WHAT TO WORK ON:
Write out the entries once more, exactly as they appear.
<<<<
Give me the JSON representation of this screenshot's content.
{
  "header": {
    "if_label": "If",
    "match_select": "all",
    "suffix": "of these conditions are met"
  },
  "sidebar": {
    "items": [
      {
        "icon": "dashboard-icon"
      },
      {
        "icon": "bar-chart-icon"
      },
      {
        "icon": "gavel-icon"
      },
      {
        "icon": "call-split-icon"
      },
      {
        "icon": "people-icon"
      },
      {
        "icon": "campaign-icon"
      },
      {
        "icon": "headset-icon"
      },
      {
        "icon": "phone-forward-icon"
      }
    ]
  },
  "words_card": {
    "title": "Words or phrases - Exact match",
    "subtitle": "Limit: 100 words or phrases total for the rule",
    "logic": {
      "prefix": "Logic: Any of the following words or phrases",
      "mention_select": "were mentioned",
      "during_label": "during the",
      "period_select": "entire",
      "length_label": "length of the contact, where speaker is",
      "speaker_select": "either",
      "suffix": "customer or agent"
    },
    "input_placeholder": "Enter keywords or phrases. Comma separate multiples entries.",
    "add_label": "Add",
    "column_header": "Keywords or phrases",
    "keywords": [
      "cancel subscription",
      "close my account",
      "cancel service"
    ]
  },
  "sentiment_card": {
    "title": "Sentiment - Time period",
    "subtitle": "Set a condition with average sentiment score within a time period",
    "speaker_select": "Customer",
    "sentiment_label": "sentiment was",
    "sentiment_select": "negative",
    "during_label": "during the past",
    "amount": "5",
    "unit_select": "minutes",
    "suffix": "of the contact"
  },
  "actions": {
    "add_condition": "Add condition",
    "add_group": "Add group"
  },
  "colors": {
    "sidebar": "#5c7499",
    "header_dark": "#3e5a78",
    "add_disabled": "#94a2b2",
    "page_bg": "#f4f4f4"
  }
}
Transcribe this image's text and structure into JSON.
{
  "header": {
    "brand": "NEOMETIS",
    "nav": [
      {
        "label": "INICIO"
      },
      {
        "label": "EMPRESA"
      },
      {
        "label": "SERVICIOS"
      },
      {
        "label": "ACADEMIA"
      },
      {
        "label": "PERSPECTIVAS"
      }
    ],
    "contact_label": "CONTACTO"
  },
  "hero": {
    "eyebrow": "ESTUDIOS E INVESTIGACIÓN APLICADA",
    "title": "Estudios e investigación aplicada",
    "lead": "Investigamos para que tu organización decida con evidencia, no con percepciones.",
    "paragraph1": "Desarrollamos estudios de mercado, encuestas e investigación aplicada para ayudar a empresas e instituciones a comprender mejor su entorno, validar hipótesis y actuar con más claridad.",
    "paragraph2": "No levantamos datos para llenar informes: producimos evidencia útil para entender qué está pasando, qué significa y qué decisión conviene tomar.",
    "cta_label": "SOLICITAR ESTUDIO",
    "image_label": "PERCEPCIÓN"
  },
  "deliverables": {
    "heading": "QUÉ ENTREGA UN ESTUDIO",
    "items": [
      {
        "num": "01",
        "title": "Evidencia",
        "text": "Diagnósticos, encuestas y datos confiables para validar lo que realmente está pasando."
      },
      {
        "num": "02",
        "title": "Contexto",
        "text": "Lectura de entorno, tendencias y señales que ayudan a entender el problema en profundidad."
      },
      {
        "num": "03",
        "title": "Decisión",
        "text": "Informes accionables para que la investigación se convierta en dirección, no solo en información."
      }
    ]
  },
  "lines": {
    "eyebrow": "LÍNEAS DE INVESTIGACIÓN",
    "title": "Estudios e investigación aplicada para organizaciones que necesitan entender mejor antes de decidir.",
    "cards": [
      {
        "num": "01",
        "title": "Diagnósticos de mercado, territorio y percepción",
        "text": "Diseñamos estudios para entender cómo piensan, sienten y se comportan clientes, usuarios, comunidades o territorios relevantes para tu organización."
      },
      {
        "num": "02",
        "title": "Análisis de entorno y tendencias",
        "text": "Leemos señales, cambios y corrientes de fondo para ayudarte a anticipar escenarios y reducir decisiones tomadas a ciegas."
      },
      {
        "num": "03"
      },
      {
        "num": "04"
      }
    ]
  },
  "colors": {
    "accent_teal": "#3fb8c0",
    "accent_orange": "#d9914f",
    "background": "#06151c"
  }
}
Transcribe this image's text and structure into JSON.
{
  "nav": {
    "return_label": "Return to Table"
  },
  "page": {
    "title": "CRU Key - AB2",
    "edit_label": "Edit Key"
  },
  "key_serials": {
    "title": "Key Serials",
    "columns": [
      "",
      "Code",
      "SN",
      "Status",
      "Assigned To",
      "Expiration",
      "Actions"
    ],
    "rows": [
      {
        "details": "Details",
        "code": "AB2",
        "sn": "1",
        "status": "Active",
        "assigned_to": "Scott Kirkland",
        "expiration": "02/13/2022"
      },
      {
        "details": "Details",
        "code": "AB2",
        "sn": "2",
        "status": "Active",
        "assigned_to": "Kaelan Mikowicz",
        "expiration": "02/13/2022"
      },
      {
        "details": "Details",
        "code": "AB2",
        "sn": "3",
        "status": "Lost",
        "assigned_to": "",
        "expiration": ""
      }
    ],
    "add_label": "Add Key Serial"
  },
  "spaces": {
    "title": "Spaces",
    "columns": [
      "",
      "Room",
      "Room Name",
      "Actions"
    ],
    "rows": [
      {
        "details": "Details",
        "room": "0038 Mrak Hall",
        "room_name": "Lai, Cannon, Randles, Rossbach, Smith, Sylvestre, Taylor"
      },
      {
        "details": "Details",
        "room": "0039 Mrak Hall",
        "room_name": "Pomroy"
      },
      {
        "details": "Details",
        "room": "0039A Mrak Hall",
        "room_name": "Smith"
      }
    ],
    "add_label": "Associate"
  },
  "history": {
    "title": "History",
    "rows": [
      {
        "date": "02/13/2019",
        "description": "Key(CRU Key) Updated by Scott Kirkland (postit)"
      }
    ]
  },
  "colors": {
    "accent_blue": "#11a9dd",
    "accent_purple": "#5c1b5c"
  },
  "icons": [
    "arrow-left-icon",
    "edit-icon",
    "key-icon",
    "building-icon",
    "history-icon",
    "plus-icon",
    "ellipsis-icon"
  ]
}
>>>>
WRITTEN REPLY:
Give me the JSON representation of this screenshot's content.
{
  "header": {
    "if_label": "If",
    "match_select": "all",
    "suffix": "of these conditions are met"
  },
  "sidebar": {
    "items": [
      {
        "icon": "dashboard-icon"
      },
      {
        "icon": "bar-chart-icon"
      },
      {
        "icon": "gavel-icon"
      },
      {
        "icon": "call-split-icon"
      },
      {
        "icon": "people-icon"
      },
      {
        "icon": "campaign-icon"
      },
      {
        "icon": "headset-icon"
      },
      {
        "icon": "phone-forward-icon"
      }
    ]
  },
  "words_card": {
    "title": "Words or phrases - Exact match",
    "subtitle": "Limit: 100 words or phrases total for the rule",
    "logic": {
      "prefix": "Logic: Any of the following words or phrases",
      "mention_select": "were mentioned",
      "during_label": "during the",
      "period_select": "entire",
      "length_label": "length of the contact, where speaker is",
      "speaker_select": "either",
      "suffix": "customer or agent"
    },
    "input_placeholder": "Enter keywords or phrases. Comma separate multiples entries.",
    "add_label": "Add",
    "column_header": "Keywords or phrases",
    "keywords": [
      "cancel subscription",
      "close my account",
      "cancel service"
    ]
  },
  "sentiment_card": {
    "title": "Sentiment - Time period",
    "subtitle": "Set a condition with average sentiment score within a time period",
    "speaker_select": "Customer",
    "sentiment_label": "sentiment was",
    "sentiment_select": "negative",
    "during_label": "during the past",
    "amount": "5",
    "unit_select": "minutes",
    "suffix": "of the contact"
  },
  "actions": {
    "add_condition": "Add condition",
    "add_group": "Add group"
  },
  "colors": {
    "sidebar": "#5c7499",
    "header_dark": "#3e5a78",
    "add_disabled": "#94a2b2",
    "page_bg": "#f4f4f4"
  }
}
Transcribe this image's text and structure into JSON.
{
  "header": {
    "brand": "NEOMETIS",
    "nav": [
      {
        "label": "INICIO"
      },
      {
        "label": "EMPRESA"
      },
      {
        "label": "SERVICIOS"
      },
      {
        "label": "ACADEMIA"
      },
      {
        "label": "PERSPECTIVAS"
      }
    ],
    "contact_label": "CONTACTO"
  },
  "hero": {
    "eyebrow": "ESTUDIOS E INVESTIGACIÓN APLICADA",
    "title": "Estudios e investigación aplicada",
    "lead": "Investigamos para que tu organización decida con evidencia, no con percepciones.",
    "paragraph1": "Desarrollamos estudios de mercado, encuestas e investigación aplicada para ayudar a empresas e instituciones a comprender mejor su entorno, validar hipótesis y actuar con más claridad.",
    "paragraph2": "No levantamos datos para llenar informes: producimos evidencia útil para entender qué está pasando, qué significa y qué decisión conviene tomar.",
    "cta_label": "SOLICITAR ESTUDIO",
    "image_label": "PERCEPCIÓN"
  },
  "deliverables": {
    "heading": "QUÉ ENTREGA UN ESTUDIO",
    "items": [
      {
        "num": "01",
        "title": "Evidencia",
        "text": "Diagnósticos, encuestas y datos confiables para validar lo que realmente está pasando."
      },
      {
        "num": "02",
        "title": "Contexto",
        "text": "Lectura de entorno, tendencias y señales que ayudan a entender el problema en profundidad."
      },
      {
        "num": "03",
        "title": "Decisión",
        "text": "Informes accionables para que la investigación se convierta en dirección, no solo en información."
      }
    ]
  },
  "lines": {
    "eyebrow": "LÍNEAS DE INVESTIGACIÓN",
    "title": "Estudios e investigación aplicada para organizaciones que necesitan entender mejor antes de decidir.",
    "cards": [
      {
        "num": "01",
        "title": "Diagnósticos de mercado, territorio y percepción",
        "text": "Diseñamos estudios para entender cómo piensan, sienten y se comportan clientes, usuarios, comunidades o territorios relevantes para tu organización."
      },
      {
        "num": "02",
        "title": "Análisis de entorno y tendencias",
        "text": "Leemos señales, cambios y corrientes de fondo para ayudarte a anticipar escenarios y reducir decisiones tomadas a ciegas."
      },
      {
        "num": "03"
      },
      {
        "num": "04"
      }
    ]
  },
  "colors": {
    "accent_teal": "#3fb8c0",
    "accent_orange": "#d9914f",
    "background": "#06151c"
  }
}
Transcribe this image's text and structure into JSON.
{
  "nav": {
    "return_label": "Return to Table"
  },
  "page": {
    "title": "CRU Key - AB2",
    "edit_label": "Edit Key"
  },
  "key_serials": {
    "title": "Key Serials",
    "columns": [
      "",
      "Code",
      "SN",
      "Status",
      "Assigned To",
      "Expiration",
      "Actions"
    ],
    "rows": [
      {
        "details": "Details",
        "code": "AB2",
        "sn": "1",
        "status": "Active",
        "assigned_to": "Scott Kirkland",
        "expiration": "02/13/2022"
      },
      {
        "details": "Details",
        "code": "AB2",
        "sn": "2",
        "status": "Active",
        "assigned_to": "Kaelan Mikowicz",
        "expiration": "02/13/2022"
      },
      {
        "details": "Details",
        "code": "AB2",
        "sn": "3",
        "status": "Lost",
        "assigned_to": "",
        "expiration": ""
      }
    ],
    "add_label": "Add Key Serial"
  },
  "spaces": {
    "title": "Spaces",
    "columns": [
      "",
      "Room",
      "Room Name",
      "Actions"
    ],
    "rows": [
      {
        "details": "Details",
        "room": "0038 Mrak Hall",
        "room_name": "Lai, Cannon, Randles, Rossbach, Smith, Sylvestre, Taylor"
      },
      {
        "details": "Details",
        "room": "0039 Mrak Hall",
        "room_name": "Pomroy"
      },
      {
        "details": "Details",
        "room": "0039A Mrak Hall",
        "room_name": "Smith"
      }
    ],
    "add_label": "Associate"
  },
  "history": {
    "title": "History",
    "rows": [
      {
        "date": "02/13/2019",
        "description": "Key(CRU Key) Updated by Scott Kirkland (postit)"
      }
    ]
  },
  "colors": {
    "accent_blue": "#11a9dd",
    "accent_purple": "#5c1b5c"
  },
  "icons": [
    "arrow-left-icon",
    "edit-icon",
    "key-icon",
    "building-icon",
    "history-icon",
    "plus-icon",
    "ellipsis-icon"
  ]
}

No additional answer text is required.